▸ Instructions to follow
Exactly what is written in the records below should be returned, minus the images.

▸ Provided data
==========

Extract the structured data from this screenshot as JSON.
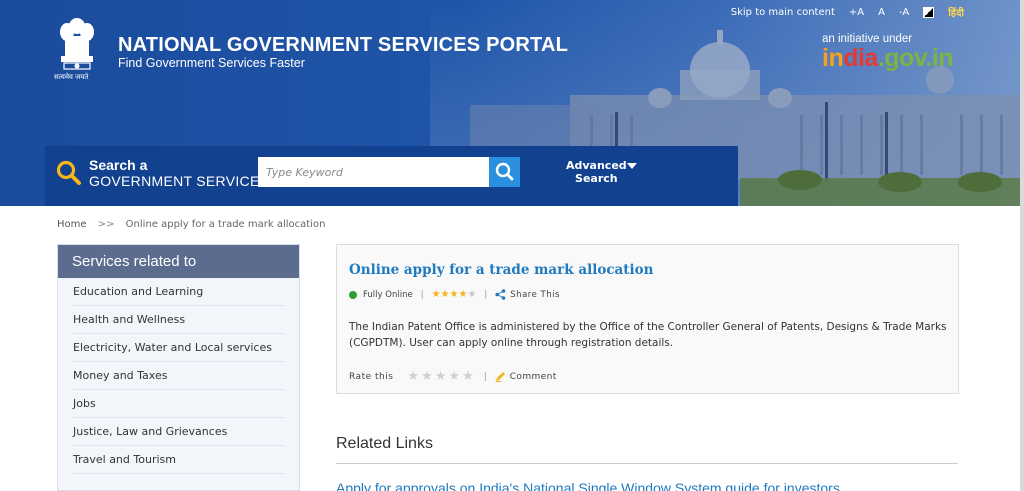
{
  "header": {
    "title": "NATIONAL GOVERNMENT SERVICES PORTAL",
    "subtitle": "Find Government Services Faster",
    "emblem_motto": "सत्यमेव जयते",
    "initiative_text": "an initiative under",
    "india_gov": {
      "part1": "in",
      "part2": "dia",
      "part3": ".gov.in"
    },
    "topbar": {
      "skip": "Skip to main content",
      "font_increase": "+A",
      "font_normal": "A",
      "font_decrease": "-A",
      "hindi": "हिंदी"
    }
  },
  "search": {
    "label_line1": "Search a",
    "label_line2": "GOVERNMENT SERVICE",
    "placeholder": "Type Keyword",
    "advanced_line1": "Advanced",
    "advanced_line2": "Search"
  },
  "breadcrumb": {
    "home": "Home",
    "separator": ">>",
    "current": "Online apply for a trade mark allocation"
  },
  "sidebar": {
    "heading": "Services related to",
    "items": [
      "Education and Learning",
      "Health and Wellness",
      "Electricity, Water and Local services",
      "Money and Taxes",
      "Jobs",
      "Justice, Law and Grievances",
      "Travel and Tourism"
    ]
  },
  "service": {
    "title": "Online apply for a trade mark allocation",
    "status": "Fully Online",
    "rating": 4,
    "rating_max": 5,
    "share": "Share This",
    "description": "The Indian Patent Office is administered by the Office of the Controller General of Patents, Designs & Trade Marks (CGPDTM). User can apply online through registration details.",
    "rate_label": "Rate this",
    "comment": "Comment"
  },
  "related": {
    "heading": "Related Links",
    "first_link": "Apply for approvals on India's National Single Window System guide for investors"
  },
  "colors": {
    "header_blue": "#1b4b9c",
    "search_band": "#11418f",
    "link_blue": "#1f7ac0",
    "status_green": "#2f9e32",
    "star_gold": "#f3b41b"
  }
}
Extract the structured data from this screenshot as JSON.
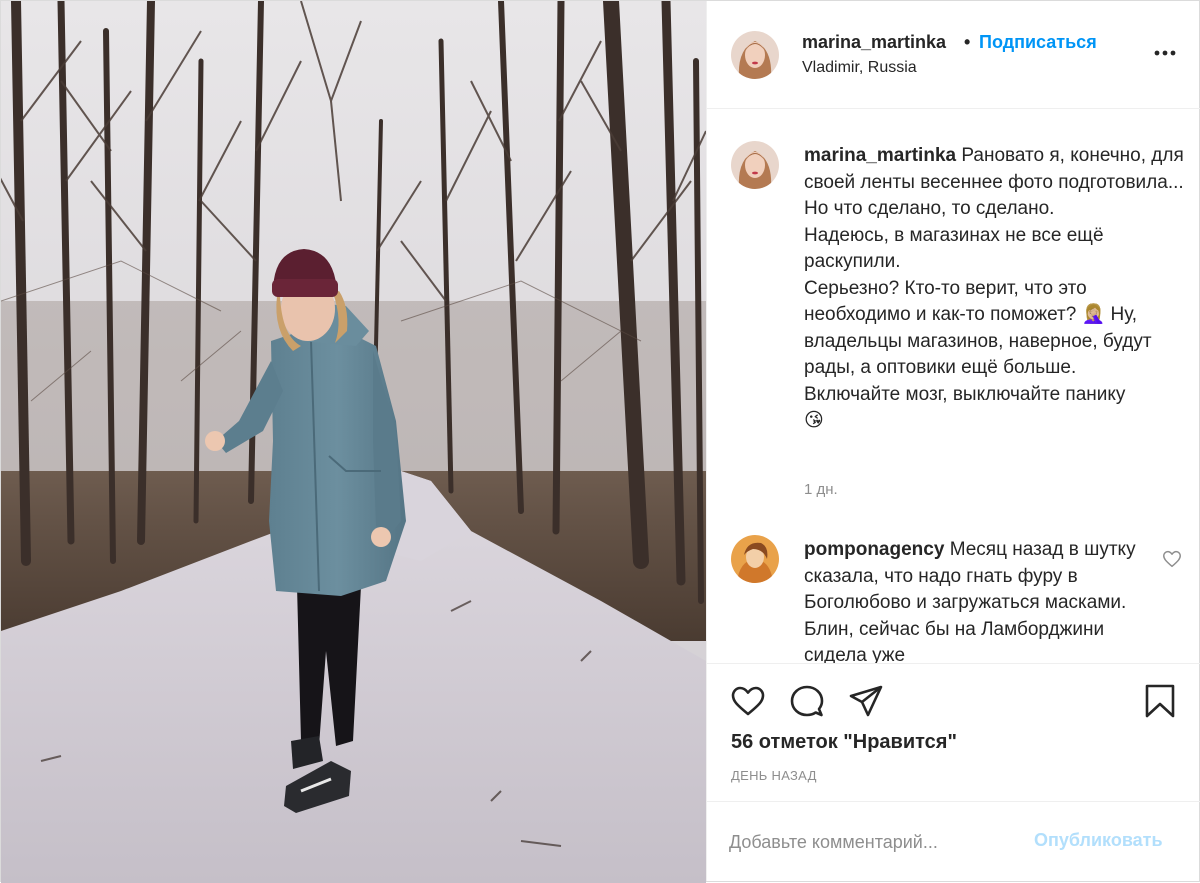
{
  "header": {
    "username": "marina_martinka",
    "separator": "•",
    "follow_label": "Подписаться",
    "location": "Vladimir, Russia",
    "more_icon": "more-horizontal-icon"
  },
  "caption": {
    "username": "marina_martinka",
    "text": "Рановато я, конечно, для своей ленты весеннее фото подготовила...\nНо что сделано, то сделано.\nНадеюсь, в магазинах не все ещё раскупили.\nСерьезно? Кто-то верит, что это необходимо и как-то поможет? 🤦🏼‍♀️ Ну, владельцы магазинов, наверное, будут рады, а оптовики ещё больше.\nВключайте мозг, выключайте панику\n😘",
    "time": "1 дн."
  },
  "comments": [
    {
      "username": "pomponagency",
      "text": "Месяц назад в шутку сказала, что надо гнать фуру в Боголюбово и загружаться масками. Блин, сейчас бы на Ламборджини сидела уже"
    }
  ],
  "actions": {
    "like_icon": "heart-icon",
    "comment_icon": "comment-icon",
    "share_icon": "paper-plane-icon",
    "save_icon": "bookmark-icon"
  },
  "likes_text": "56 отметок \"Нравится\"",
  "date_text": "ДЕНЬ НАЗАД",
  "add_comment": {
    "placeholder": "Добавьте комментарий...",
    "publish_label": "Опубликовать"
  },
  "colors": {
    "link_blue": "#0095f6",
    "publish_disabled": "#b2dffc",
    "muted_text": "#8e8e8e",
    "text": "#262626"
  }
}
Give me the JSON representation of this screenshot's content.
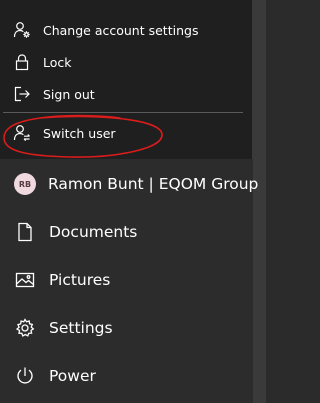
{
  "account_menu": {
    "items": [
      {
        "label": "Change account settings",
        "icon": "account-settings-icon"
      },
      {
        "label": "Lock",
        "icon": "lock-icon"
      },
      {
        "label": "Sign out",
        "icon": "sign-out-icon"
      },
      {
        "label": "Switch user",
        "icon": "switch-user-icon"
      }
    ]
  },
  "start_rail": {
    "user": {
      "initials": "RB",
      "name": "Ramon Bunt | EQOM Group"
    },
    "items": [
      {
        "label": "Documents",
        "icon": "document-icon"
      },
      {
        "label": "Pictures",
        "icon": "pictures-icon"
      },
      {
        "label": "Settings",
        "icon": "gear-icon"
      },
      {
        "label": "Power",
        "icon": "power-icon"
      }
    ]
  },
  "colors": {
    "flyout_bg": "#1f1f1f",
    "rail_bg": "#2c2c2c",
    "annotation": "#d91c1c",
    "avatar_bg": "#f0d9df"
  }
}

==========

▸ Result of the exercise
Extract the structured data from this screenshot as JSON.
{
  "header": {
    "title": "NATIONAL GOVERNMENT SERVICES PORTAL",
    "subtitle": "Find Government Services Faster",
    "emblem_motto": "सत्यमेव जयते",
    "initiative_text": "an initiative under",
    "india_gov": {
      "part1": "in",
      "part2": "dia",
      "part3": ".gov.in"
    },
    "topbar": {
      "skip": "Skip to main content",
      "font_increase": "+A",
      "font_normal": "A",
      "font_decrease": "-A",
      "hindi": "हिंदी"
    }
  },
  "search": {
    "label_line1": "Search a",
    "label_line2": "GOVERNMENT SERVICE",
    "placeholder": "Type Keyword",
    "advanced_line1": "Advanced",
    "advanced_line2": "Search"
  },
  "breadcrumb": {
    "home": "Home",
    "separator": ">>",
    "current": "Online apply for a trade mark allocation"
  },
  "sidebar": {
    "heading": "Services related to",
    "items": [
      "Education and Learning",
      "Health and Wellness",
      "Electricity, Water and Local services",
      "Money and Taxes",
      "Jobs",
      "Justice, Law and Grievances",
      "Travel and Tourism"
    ]
  },
  "service": {
    "title": "Online apply for a trade mark allocation",
    "status": "Fully Online",
    "rating": 4,
    "rating_max": 5,
    "share": "Share This",
    "description": "The Indian Patent Office is administered by the Office of the Controller General of Patents, Designs & Trade Marks (CGPDTM). User can apply online through registration details.",
    "rate_label": "Rate this",
    "comment": "Comment"
  },
  "related": {
    "heading": "Related Links",
    "first_link": "Apply for approvals on India's National Single Window System guide for investors"
  },
  "colors": {
    "header_blue": "#1b4b9c",
    "search_band": "#11418f",
    "link_blue": "#1f7ac0",
    "status_green": "#2f9e32",
    "star_gold": "#f3b41b"
  }
}
Extract the structured data from this screenshot as JSON.
{
  "header": {
    "username": "marina_martinka",
    "separator": "•",
    "follow_label": "Подписаться",
    "location": "Vladimir, Russia",
    "more_icon": "more-horizontal-icon"
  },
  "caption": {
    "username": "marina_martinka",
    "text": "Рановато я, конечно, для своей ленты весеннее фото подготовила...\nНо что сделано, то сделано.\nНадеюсь, в магазинах не все ещё раскупили.\nСерьезно? Кто-то верит, что это необходимо и как-то поможет? 🤦🏼‍♀️ Ну, владельцы магазинов, наверное, будут рады, а оптовики ещё больше.\nВключайте мозг, выключайте панику\n😘",
    "time": "1 дн."
  },
  "comments": [
    {
      "username": "pomponagency",
      "text": "Месяц назад в шутку сказала, что надо гнать фуру в Боголюбово и загружаться масками. Блин, сейчас бы на Ламборджини сидела уже"
    }
  ],
  "actions": {
    "like_icon": "heart-icon",
    "comment_icon": "comment-icon",
    "share_icon": "paper-plane-icon",
    "save_icon": "bookmark-icon"
  },
  "likes_text": "56 отметок \"Нравится\"",
  "date_text": "ДЕНЬ НАЗАД",
  "add_comment": {
    "placeholder": "Добавьте комментарий...",
    "publish_label": "Опубликовать"
  },
  "colors": {
    "link_blue": "#0095f6",
    "publish_disabled": "#b2dffc",
    "muted_text": "#8e8e8e",
    "text": "#262626"
  }
}
Give me the JSON representation of this screenshot's content.
{
  "account_menu": {
    "items": [
      {
        "label": "Change account settings",
        "icon": "account-settings-icon"
      },
      {
        "label": "Lock",
        "icon": "lock-icon"
      },
      {
        "label": "Sign out",
        "icon": "sign-out-icon"
      },
      {
        "label": "Switch user",
        "icon": "switch-user-icon"
      }
    ]
  },
  "start_rail": {
    "user": {
      "initials": "RB",
      "name": "Ramon Bunt | EQOM Group"
    },
    "items": [
      {
        "label": "Documents",
        "icon": "document-icon"
      },
      {
        "label": "Pictures",
        "icon": "pictures-icon"
      },
      {
        "label": "Settings",
        "icon": "gear-icon"
      },
      {
        "label": "Power",
        "icon": "power-icon"
      }
    ]
  },
  "colors": {
    "flyout_bg": "#1f1f1f",
    "rail_bg": "#2c2c2c",
    "annotation": "#d91c1c",
    "avatar_bg": "#f0d9df"
  }
}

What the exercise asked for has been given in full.